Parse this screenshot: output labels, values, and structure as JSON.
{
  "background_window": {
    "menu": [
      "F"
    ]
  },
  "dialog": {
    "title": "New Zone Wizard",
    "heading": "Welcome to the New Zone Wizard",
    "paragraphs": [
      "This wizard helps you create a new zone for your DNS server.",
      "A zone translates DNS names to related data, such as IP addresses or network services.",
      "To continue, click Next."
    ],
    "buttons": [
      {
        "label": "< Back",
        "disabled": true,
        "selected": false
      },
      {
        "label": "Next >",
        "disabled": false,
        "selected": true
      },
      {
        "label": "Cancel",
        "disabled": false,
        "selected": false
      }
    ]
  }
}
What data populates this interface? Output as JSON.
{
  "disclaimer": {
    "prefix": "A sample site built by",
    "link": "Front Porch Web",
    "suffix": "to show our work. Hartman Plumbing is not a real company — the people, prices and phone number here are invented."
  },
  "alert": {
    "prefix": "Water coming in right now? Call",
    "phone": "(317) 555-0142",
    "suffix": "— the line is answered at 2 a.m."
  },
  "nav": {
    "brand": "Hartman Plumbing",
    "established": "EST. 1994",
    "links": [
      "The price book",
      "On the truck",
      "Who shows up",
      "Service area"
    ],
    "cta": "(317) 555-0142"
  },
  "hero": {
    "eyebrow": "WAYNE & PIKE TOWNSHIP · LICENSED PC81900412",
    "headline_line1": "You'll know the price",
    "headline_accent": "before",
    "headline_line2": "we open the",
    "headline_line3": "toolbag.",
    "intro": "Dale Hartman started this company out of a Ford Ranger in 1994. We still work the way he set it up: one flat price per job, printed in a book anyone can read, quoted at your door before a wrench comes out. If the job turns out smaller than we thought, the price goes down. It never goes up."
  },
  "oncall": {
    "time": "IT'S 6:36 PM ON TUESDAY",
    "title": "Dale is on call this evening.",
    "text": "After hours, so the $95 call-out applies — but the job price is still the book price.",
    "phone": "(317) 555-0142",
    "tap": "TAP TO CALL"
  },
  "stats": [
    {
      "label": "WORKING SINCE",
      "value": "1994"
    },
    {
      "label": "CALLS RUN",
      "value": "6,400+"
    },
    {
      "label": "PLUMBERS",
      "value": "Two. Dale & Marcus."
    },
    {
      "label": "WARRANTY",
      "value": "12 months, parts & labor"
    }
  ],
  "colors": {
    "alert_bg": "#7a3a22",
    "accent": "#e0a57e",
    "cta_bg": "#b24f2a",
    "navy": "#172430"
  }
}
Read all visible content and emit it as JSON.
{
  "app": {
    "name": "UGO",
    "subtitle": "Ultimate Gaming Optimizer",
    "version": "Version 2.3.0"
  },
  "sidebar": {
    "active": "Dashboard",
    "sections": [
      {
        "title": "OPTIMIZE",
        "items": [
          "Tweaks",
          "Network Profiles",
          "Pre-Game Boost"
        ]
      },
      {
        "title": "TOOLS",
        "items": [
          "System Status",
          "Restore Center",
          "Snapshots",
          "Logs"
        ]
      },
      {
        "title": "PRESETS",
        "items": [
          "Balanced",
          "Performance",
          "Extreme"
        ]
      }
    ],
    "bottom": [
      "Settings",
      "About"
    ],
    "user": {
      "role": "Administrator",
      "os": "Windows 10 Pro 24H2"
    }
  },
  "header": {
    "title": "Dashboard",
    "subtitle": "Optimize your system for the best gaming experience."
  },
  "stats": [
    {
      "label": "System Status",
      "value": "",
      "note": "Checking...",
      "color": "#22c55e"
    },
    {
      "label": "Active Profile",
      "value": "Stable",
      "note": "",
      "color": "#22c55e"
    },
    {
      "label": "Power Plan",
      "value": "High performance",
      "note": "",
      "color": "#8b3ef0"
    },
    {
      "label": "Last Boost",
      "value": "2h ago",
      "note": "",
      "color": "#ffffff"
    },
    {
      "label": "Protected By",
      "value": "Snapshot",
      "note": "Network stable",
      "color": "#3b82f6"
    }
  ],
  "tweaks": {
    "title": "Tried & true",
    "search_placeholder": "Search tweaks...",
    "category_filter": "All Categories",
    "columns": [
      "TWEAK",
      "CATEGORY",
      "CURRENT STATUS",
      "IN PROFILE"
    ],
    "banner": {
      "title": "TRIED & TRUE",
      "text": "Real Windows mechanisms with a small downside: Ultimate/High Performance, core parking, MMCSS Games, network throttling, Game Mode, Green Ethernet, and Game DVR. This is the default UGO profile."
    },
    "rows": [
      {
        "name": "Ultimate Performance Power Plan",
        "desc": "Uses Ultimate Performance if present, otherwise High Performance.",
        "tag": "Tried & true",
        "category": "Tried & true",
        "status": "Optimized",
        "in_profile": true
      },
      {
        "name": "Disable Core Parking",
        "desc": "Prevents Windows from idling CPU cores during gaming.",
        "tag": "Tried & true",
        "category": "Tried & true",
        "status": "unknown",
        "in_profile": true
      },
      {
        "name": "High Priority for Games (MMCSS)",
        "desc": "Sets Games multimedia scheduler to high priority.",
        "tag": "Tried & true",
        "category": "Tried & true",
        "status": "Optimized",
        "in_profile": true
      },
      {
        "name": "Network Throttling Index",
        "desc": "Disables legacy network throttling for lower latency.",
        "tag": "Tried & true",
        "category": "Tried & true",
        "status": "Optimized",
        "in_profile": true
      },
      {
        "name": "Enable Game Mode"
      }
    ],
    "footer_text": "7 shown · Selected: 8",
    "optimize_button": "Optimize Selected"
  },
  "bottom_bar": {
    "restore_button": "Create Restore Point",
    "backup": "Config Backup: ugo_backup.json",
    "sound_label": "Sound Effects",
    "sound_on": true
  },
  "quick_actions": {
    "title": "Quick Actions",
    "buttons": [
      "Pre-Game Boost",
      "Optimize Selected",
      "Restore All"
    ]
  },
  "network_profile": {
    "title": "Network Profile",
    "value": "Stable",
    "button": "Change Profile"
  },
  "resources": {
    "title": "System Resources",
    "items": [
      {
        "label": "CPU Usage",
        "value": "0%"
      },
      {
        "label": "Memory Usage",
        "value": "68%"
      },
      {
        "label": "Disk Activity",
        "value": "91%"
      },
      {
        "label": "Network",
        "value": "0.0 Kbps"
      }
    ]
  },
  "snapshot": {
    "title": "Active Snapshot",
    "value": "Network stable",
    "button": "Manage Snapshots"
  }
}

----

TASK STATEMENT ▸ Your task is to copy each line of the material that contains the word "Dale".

RESPONSE TO THE EXERCISE ▸
    "intro": "Dale Hartman started this company out of a Ford Ranger in 1994. We still work the way he set it up: one flat price per job, printed in a book anyone can read, quoted at your door before a wrench comes out. If the job turns out smaller than we thought, the price goes down. It never goes up."
    "title": "Dale is on call this evening.",
      "value": "Two. Dale & Marcus."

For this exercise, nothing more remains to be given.